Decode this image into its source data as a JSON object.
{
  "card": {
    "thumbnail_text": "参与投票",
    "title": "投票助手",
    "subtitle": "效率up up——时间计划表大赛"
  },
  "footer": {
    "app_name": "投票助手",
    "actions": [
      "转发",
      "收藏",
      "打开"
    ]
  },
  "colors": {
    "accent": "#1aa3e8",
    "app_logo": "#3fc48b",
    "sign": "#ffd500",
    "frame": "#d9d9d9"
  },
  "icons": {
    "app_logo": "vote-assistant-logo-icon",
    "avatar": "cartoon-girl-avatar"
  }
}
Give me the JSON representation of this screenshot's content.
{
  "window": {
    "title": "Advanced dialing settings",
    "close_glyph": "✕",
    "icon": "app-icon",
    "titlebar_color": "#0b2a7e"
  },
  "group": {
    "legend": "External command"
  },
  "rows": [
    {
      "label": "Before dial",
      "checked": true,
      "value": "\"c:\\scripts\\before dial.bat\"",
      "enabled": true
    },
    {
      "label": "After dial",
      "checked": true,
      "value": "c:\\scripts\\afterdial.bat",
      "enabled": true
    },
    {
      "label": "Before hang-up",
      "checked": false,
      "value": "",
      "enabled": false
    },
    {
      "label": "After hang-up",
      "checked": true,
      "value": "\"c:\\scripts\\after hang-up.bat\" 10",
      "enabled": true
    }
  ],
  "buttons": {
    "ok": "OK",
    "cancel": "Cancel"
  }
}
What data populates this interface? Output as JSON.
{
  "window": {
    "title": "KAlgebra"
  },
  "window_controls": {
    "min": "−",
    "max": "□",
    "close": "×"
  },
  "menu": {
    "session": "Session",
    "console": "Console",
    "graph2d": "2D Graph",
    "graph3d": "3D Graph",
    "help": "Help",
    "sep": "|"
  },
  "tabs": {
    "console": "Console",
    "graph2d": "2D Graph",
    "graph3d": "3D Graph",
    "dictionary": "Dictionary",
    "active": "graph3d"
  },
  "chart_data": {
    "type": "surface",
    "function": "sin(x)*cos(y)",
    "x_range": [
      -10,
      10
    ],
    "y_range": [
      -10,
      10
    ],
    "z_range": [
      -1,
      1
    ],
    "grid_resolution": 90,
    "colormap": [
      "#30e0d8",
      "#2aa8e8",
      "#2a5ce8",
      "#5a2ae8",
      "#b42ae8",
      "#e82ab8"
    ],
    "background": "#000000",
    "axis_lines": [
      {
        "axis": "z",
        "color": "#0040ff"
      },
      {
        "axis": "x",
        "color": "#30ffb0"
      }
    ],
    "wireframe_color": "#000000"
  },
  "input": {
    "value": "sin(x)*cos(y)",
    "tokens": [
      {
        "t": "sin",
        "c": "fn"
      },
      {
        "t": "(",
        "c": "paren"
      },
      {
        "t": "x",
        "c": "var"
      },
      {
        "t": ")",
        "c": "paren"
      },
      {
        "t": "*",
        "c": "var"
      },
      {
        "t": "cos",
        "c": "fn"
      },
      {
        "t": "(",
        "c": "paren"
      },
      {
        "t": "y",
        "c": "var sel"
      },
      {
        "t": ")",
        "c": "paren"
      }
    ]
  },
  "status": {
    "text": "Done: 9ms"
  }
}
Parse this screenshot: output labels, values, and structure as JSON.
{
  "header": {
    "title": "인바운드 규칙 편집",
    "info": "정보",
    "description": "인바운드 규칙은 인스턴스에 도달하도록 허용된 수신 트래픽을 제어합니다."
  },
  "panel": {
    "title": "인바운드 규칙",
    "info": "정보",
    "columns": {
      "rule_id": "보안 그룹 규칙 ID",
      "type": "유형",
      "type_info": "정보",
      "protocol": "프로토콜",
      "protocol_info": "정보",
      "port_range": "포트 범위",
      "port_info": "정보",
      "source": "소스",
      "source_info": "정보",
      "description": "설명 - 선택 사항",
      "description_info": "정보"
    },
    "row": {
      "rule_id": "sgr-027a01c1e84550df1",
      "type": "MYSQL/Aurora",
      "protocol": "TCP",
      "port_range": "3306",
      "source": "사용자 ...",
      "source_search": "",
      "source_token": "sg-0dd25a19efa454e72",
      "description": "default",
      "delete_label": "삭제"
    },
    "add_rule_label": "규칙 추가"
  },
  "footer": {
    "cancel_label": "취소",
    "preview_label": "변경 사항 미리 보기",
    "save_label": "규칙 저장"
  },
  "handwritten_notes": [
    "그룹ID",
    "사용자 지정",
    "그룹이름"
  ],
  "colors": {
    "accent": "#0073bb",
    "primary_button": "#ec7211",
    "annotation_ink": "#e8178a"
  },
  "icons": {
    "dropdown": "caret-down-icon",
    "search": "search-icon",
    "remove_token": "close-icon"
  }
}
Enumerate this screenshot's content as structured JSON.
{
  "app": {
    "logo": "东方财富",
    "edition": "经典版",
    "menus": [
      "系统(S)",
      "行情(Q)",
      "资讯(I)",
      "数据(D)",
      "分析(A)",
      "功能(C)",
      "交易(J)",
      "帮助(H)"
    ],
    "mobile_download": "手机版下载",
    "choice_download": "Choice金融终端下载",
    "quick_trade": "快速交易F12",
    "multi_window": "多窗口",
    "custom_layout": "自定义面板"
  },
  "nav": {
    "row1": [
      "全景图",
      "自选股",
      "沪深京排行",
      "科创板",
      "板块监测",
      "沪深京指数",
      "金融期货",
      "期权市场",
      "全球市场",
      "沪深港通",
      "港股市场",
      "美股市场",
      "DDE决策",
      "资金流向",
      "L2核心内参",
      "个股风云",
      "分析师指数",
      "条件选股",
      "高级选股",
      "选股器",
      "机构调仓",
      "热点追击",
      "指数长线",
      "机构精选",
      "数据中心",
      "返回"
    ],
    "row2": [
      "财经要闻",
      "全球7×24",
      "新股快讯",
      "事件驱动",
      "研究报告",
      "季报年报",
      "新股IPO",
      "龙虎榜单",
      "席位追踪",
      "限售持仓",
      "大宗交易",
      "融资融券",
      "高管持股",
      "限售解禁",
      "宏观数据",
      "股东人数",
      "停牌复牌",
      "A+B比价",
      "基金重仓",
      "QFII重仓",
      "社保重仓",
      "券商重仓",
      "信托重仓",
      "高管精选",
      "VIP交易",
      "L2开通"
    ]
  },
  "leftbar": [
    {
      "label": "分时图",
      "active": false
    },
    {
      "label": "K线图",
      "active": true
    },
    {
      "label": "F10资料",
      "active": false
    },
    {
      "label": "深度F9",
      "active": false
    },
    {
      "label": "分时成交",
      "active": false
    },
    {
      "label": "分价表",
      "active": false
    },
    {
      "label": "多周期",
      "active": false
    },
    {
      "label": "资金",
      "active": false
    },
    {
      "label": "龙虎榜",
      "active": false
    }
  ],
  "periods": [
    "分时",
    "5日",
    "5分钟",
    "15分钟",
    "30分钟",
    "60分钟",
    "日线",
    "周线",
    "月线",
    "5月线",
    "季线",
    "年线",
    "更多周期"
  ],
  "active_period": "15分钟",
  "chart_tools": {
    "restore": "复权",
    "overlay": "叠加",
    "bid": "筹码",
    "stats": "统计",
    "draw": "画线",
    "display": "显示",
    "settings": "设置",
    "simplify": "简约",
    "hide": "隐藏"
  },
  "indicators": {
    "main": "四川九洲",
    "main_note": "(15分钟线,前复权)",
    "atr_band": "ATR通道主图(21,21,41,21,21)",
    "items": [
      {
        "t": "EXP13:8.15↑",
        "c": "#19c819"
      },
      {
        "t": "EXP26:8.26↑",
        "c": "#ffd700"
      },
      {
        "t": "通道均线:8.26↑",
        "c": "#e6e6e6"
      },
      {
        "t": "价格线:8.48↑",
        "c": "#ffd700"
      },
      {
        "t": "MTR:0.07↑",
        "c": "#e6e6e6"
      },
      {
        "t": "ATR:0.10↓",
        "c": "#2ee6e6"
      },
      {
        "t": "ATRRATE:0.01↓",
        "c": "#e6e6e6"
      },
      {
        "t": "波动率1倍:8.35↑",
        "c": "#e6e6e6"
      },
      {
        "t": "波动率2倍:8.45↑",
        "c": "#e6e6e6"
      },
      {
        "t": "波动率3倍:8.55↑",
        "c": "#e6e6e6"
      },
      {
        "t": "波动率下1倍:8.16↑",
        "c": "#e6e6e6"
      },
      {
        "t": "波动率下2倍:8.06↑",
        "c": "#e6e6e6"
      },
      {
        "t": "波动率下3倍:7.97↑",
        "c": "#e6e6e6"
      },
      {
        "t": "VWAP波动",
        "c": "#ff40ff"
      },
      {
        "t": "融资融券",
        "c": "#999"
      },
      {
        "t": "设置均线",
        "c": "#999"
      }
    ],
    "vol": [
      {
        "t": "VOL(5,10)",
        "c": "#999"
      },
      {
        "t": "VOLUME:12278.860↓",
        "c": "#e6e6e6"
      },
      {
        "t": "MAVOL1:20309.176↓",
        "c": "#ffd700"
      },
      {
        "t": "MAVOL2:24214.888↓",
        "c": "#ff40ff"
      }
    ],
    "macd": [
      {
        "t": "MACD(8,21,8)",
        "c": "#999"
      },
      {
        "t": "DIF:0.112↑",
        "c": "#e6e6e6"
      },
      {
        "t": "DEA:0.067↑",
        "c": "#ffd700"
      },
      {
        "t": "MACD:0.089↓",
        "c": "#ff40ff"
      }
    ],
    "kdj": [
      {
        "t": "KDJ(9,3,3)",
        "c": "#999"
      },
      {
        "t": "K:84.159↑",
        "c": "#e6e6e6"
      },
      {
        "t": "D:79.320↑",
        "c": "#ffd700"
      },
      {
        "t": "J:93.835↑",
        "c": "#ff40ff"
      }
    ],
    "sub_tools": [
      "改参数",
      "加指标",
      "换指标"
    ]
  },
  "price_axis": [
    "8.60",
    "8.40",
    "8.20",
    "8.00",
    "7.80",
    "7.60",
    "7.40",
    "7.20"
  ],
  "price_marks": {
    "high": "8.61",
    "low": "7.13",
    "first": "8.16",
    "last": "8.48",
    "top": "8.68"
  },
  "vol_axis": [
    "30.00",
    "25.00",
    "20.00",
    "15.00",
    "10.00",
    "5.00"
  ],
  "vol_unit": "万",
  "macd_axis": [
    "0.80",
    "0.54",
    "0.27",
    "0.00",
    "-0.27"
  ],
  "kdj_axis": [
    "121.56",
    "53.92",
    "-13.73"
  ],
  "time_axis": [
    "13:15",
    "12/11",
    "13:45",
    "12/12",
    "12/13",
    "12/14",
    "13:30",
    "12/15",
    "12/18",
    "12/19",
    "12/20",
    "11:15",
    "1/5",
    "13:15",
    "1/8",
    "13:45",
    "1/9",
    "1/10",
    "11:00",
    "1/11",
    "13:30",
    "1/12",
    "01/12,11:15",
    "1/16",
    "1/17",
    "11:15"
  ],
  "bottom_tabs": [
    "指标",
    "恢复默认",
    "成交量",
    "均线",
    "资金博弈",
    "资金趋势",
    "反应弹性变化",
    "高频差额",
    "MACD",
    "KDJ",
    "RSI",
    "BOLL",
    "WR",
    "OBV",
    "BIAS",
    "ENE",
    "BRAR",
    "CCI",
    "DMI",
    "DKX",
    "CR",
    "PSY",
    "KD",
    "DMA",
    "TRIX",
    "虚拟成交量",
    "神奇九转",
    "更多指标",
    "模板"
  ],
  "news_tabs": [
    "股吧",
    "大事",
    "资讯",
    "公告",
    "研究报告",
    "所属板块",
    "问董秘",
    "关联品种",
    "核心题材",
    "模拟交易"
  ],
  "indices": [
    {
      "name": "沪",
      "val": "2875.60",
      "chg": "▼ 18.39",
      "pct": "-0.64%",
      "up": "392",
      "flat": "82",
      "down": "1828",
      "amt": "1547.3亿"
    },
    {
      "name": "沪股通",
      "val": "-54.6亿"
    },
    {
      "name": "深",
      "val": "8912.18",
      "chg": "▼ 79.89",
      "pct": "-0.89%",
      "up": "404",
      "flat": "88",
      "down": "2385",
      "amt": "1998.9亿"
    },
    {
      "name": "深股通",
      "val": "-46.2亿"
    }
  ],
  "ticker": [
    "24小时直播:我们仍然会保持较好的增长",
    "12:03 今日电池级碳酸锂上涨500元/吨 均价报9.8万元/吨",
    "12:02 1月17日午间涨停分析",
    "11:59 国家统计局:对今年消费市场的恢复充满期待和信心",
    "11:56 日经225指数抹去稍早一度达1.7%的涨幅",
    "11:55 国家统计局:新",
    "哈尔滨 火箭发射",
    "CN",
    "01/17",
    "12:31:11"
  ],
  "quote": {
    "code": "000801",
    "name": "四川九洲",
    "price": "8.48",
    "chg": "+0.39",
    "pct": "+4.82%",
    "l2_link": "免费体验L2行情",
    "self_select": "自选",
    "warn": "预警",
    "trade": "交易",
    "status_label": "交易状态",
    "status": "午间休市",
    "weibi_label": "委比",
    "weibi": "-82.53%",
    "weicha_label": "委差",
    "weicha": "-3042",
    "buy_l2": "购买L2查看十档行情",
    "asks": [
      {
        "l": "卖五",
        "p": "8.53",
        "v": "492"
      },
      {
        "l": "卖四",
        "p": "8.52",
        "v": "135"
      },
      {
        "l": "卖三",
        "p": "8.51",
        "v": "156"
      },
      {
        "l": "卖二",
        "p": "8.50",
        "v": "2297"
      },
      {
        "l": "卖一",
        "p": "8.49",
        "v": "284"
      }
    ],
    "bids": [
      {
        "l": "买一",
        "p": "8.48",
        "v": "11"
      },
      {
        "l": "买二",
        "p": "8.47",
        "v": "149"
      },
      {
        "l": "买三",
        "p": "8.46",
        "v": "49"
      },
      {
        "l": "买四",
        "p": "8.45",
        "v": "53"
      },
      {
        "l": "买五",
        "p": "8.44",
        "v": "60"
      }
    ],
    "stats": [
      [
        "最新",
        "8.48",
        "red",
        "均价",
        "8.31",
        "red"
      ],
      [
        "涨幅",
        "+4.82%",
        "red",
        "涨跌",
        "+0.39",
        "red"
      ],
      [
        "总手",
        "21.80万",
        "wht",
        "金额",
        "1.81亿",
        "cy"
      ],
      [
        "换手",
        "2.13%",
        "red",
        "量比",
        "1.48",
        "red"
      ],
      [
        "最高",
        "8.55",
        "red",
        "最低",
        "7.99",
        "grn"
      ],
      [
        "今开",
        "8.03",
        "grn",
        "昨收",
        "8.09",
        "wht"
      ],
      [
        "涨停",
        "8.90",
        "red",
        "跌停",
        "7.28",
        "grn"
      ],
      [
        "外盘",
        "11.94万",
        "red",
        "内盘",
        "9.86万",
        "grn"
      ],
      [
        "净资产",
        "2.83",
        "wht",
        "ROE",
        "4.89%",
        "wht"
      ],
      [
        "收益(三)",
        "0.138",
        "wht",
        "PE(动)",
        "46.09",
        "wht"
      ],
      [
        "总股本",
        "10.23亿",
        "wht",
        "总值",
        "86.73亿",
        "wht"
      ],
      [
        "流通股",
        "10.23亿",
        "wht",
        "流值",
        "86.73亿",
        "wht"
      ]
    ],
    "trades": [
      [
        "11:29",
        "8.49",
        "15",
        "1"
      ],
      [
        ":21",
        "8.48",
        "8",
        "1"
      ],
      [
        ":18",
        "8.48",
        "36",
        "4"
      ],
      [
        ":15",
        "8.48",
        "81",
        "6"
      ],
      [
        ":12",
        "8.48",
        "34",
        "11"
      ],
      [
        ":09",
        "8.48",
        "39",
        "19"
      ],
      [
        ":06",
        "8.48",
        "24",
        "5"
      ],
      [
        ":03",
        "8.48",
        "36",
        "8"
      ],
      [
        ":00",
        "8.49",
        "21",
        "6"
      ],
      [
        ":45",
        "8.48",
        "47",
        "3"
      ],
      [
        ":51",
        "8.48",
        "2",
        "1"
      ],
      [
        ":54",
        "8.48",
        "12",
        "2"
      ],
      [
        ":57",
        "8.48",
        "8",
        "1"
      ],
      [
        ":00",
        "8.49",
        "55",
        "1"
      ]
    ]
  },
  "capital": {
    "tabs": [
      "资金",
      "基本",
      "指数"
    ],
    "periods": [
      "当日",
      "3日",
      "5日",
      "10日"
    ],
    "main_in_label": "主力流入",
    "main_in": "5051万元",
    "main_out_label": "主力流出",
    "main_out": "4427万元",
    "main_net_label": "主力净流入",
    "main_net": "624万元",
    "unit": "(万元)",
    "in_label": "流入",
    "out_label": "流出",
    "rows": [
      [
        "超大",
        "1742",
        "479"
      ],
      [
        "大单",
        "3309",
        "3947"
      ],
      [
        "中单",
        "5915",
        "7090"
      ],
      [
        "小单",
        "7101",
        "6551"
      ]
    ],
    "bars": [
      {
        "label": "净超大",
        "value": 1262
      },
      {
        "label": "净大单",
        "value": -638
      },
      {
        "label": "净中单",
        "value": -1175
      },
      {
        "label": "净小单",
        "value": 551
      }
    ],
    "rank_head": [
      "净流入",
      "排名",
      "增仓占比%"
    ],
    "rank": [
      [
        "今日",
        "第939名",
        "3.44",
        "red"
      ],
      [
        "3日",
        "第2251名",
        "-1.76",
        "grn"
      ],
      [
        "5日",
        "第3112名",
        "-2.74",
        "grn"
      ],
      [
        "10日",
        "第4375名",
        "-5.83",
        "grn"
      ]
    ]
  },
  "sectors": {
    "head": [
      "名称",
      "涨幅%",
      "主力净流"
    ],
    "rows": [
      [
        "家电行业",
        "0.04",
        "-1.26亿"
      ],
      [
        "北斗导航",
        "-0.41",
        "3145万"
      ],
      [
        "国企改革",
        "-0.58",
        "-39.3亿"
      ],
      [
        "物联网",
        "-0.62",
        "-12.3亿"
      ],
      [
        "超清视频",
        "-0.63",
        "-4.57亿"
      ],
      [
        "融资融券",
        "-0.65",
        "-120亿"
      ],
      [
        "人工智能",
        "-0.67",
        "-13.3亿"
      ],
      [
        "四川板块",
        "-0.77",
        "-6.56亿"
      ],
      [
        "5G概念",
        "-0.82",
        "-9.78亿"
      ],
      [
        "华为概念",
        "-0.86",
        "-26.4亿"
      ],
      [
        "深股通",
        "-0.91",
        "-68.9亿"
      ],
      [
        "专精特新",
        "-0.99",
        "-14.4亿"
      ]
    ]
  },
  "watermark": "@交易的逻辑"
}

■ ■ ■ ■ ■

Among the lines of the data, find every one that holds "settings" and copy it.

● **Answer to this task**:
    "title": "Advanced dialing settings",
    "settings": "设置",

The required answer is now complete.